The fiscal 2015-2018 package will fund a number of different programs "selected for their contribution to achieving sustained poverty reduction and shared prosperity," in the troubled country, the World Bank said.
Targets include increasing the value of agricultural production on some 80,000 small and medium-sized farms, and expanding national healthcare coverage from 28 percent to 50 percent.
The money will come from the World Bank Group's main development finance unit, the International Bank for Reconstruction and Development, and its private sector arm, the International Finance Corp.
The IBRD will provide up to $1.2 billion a year, on a project by project basis, while the IFC will invest in total $1.7 billion over the period.
World Bank Group executive directors "broadly endorsed" the strategy Tuesday but each project and its allocation will need specific approval.
The announcement came as the Argentine economy struggles with high inflation and accelerated capital flight, partly due to the government's July default on its debt and the threat that that will lead to much more severe economic problems.
"The World Bank will be supporting Argentina in reaching the most vulnerable in society, especially in the lowest income areas of the country," said Jesko Hentschel, World Bank country director for Argentina.

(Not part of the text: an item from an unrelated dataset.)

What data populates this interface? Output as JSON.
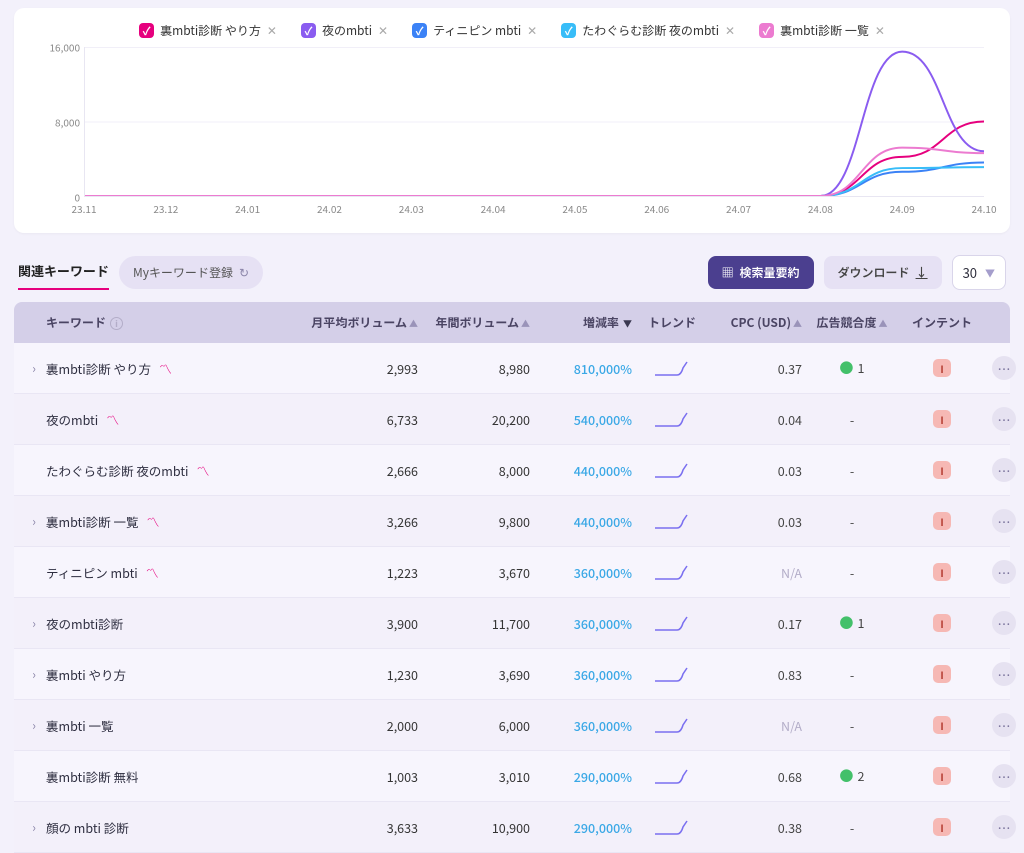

Axel Kicillof, Argentina's minister of finance, welcomed aid focused on job creation and infrastructure development.
"In the past 10 years, Argentina has gone through an historical process of development based on employment and production," he said in a statement.
"We are aware that industrial revitalization is the only way for Argentina to achieve sustained and socially inclusive growth."